This essay has had a tortured path to as we speak. I introduced on this matter 6 years in the past at an AALS annual assembly. I wrote draft weblog put up of my notes from that presentation. However, my plans obtained waylaid by my mother’s demise, and the weblog put up languished in my drafts folder for years. Then, I introduced on the problem once more 2 years in the past, and that I wrote up a brief draft essay from that session. However, I saved deferring the work to complete it till the COVID shutdown hit.

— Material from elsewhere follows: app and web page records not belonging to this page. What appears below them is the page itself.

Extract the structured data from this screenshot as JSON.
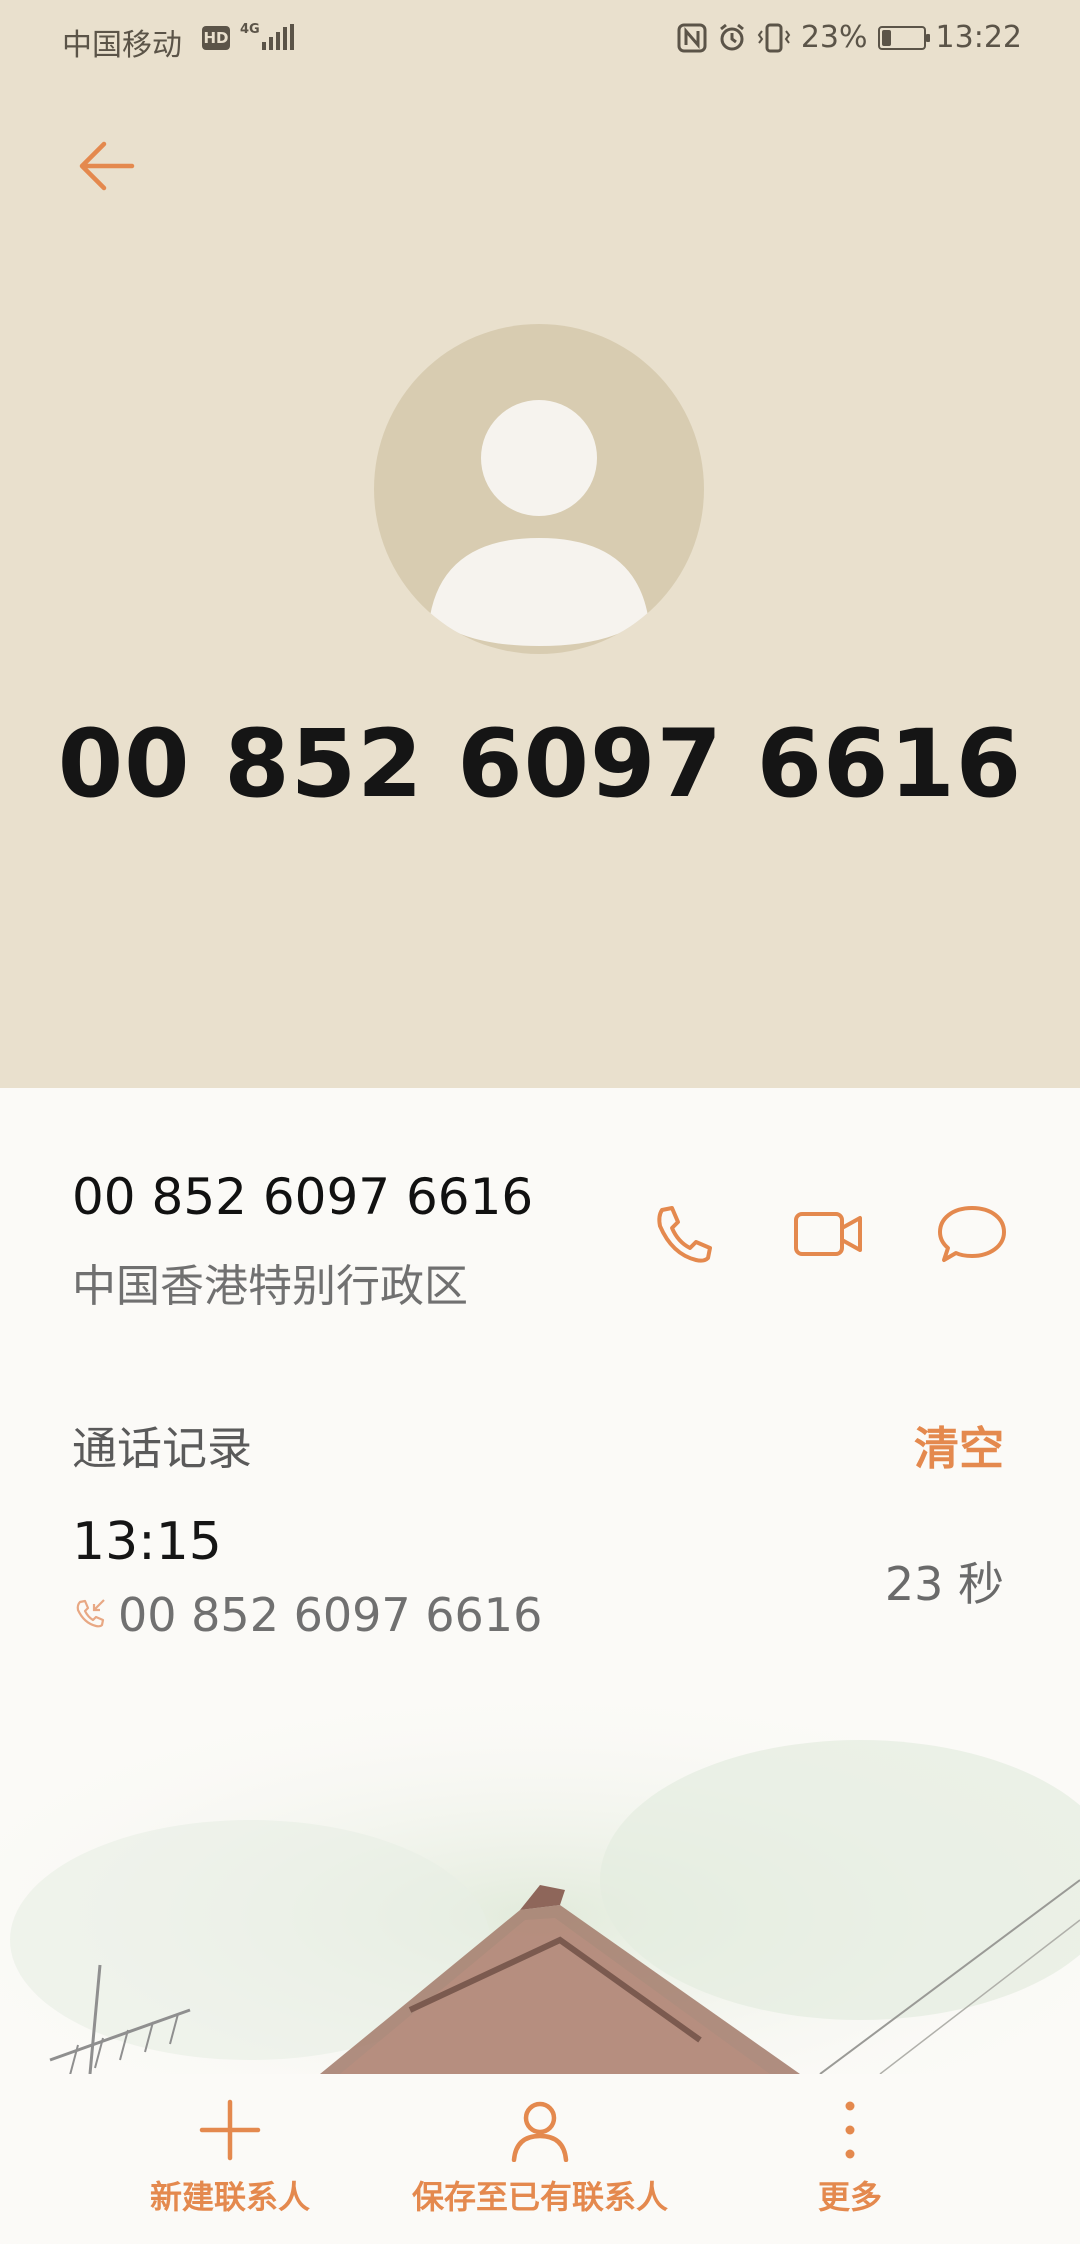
{
  "status_bar": {
    "carrier": "中国移动",
    "hd_badge": "HD",
    "network": "4G",
    "battery": "23%",
    "battery_level": 0.23,
    "time": "13:22"
  },
  "header": {
    "phone_number": "00 852 6097 6616"
  },
  "contact": {
    "number": "00 852 6097 6616",
    "region": "中国香港特别行政区"
  },
  "call_log": {
    "title": "通话记录",
    "clear_label": "清空",
    "entries": [
      {
        "time": "13:15",
        "number": "00 852 6097 6616",
        "duration": "23 秒"
      }
    ]
  },
  "bottom_bar": {
    "new_contact": "新建联系人",
    "save_existing": "保存至已有联系人",
    "more": "更多"
  },
  "colors": {
    "accent": "#e4894e",
    "header_bg": "#e9e0cd",
    "avatar_bg": "#d8ccb1"
  },
  "icons": [
    "back-arrow-icon",
    "phone-icon",
    "video-call-icon",
    "message-icon",
    "incoming-call-icon",
    "plus-icon",
    "person-icon",
    "more-vertical-icon"
  ]
}
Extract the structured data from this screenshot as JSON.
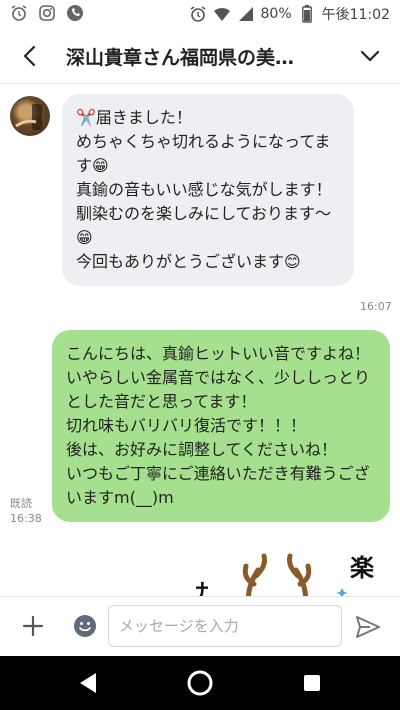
{
  "status_bar": {
    "battery": "80%",
    "clock": "午後11:02"
  },
  "header": {
    "title": "深山貴章さん福岡県の美…"
  },
  "messages": {
    "incoming": {
      "line1": "届きました！",
      "line2": "めちゃくちゃ切れるようになってます",
      "line3": "真鍮の音もいい感じな気がします！",
      "line4": "馴染むのを楽しみにしております〜",
      "line5": "今回もありがとうございます",
      "time": "16:07"
    },
    "outgoing": {
      "text": "こんにちは、真鍮ヒットいい音ですよね！\nいやらしい金属音ではなく、少ししっとりとした音だと思ってます！\n切れ味もバリバリ復活です！！！\n後は、お好みに調整してくださいね！\nいつもご丁寧にご連絡いただき有難うございますm(__)m",
      "read_label": "既読",
      "time": "16:38"
    },
    "sticker_text": {
      "left": "サロ",
      "right": "楽"
    }
  },
  "input_bar": {
    "placeholder": "メッセージを入力"
  },
  "colors": {
    "incoming_bubble": "#eeeff2",
    "outgoing_bubble": "#a5e08e",
    "nav_bar": "#000000"
  }
}
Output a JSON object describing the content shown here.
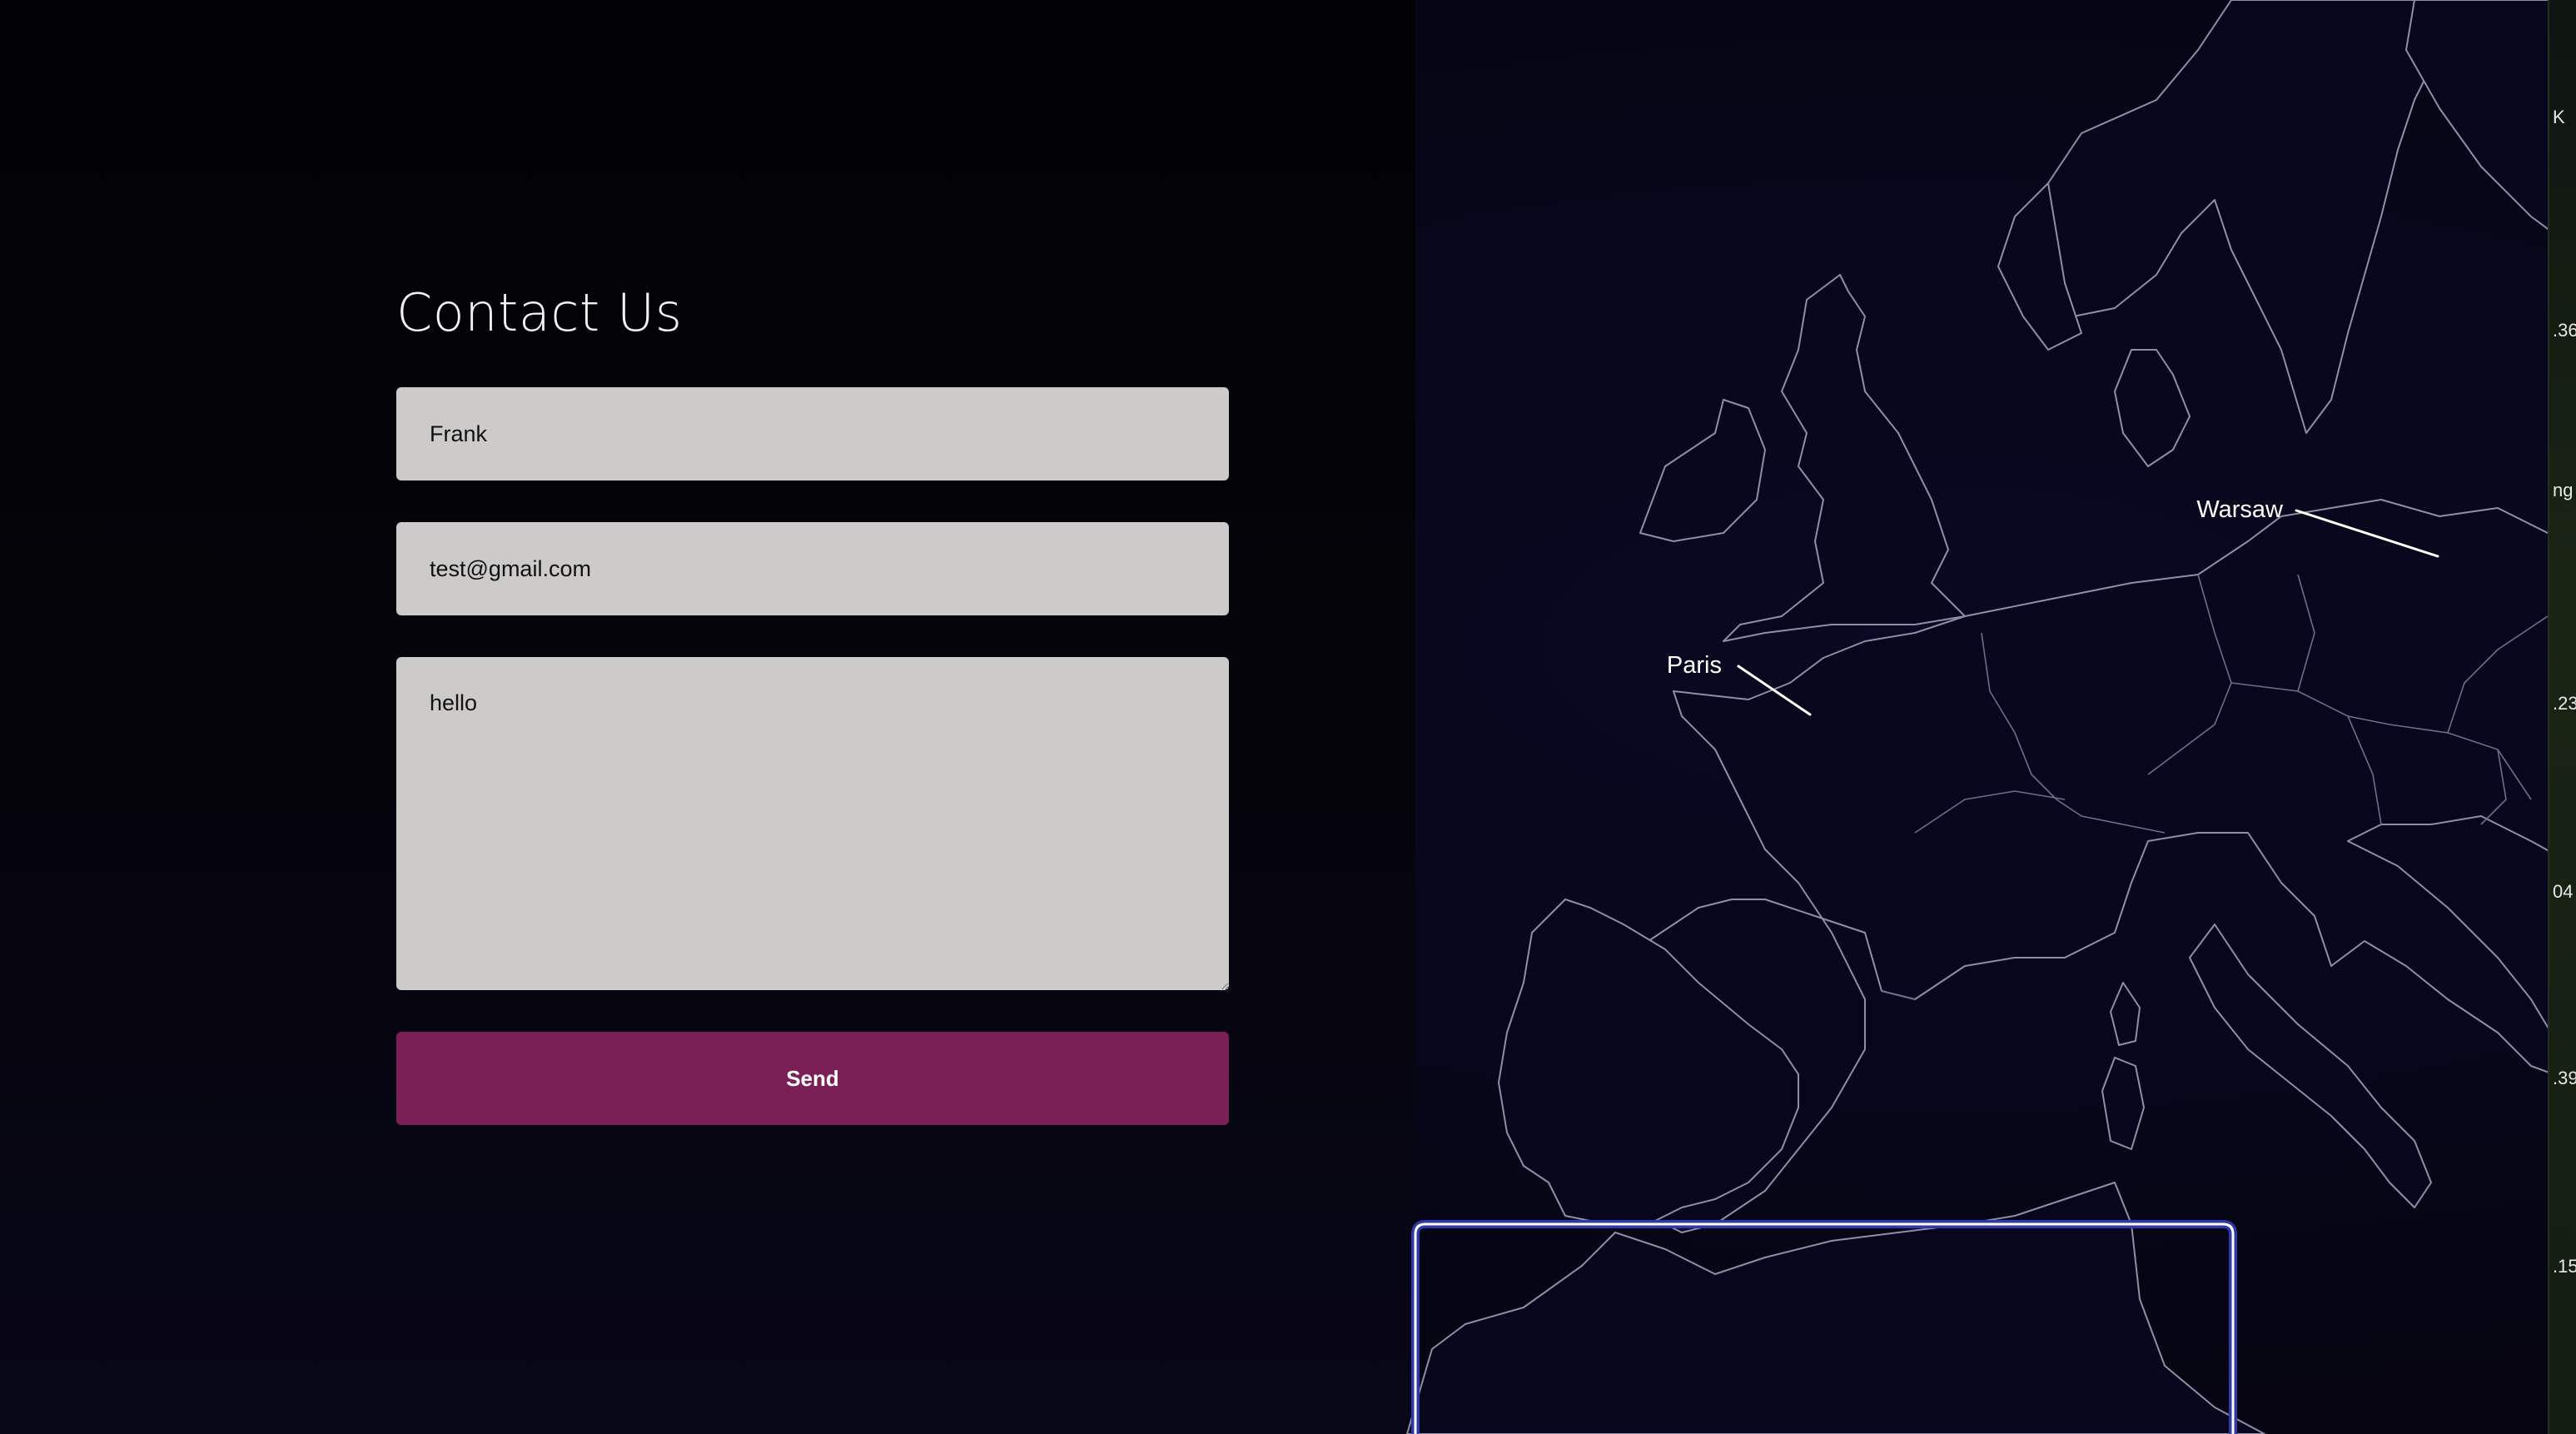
{
  "contact": {
    "title": "Contact Us",
    "name_value": "Frank",
    "email_value": "test@gmail.com",
    "message_value": "hello",
    "send_label": "Send"
  },
  "map": {
    "cities": [
      {
        "name": "Paris"
      },
      {
        "name": "Warsaw"
      }
    ]
  },
  "side_panel": {
    "labels": [
      "K",
      ".36",
      "ng",
      ".23",
      "04",
      ".39",
      ".15"
    ]
  },
  "colors": {
    "send_button": "#7a2056",
    "field_bg": "#cccbca",
    "highlight_border": "#2f3aa8"
  }
}
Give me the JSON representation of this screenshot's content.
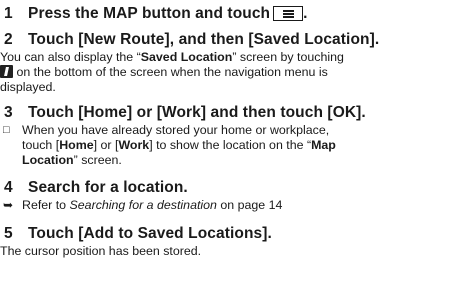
{
  "step1": {
    "num": "1",
    "text": "Press the MAP button and touch",
    "icon": "menu-icon",
    "end": "."
  },
  "step2": {
    "num": "2",
    "text": "Touch [New Route], and then [Saved Location].",
    "body_l1_a": "You can also display the “",
    "body_l1_bold": "Saved Location",
    "body_l1_b": "” screen by touching",
    "body_icon": "map-pin-icon",
    "body_l2": " on the bottom of the screen when the navigation menu is",
    "body_l3": "displayed."
  },
  "step3": {
    "num": "3",
    "text": "Touch [Home] or [Work] and then touch [OK].",
    "note_l1": "When you have already stored your home or workplace,",
    "note_l2_a": "touch [",
    "note_l2_home": "Home",
    "note_l2_b": "] or [",
    "note_l2_work": "Work",
    "note_l2_c": "] to show the location on the “",
    "note_l2_map": "Map",
    "note_l3_loc": "Location",
    "note_l3_b": "” screen."
  },
  "step4": {
    "num": "4",
    "text": "Search for a location.",
    "ref_a": "Refer to ",
    "ref_italic": "Searching for a destination",
    "ref_b": " on page 14"
  },
  "step5": {
    "num": "5",
    "text": "Touch [Add to Saved Locations].",
    "body": "The cursor position has been stored."
  }
}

Rather than dramatically rework it right into a extra rigorous piece, I’ve now determined to maneuver it off my desk and share it (regardless of its limitations) so I can give attention to different initiatives.
I’ve repeatedly talked about the disaster of on-line contracts on this weblog, so a lot of you already know much of what the essay says…although you continue to may decide up a degree or two there and have a number of chuckles. I additionally hope it is going to be a enjoyable and helpful entry level for these much less versed within the dilemmas brought on by on-line contract formation.
This essay explains the “crisis” of on-line contracts, the authorized fiction that customers have assented to on-line contract phrases when now we have ample empirical proof that they didn’t actually imply to assent. The essay describes the disaster, and a few doable options, utilizing 10 Internet memes. The essay concludes that the disaster of on-line contracts stands out as the least-worst choice among the many alternate options.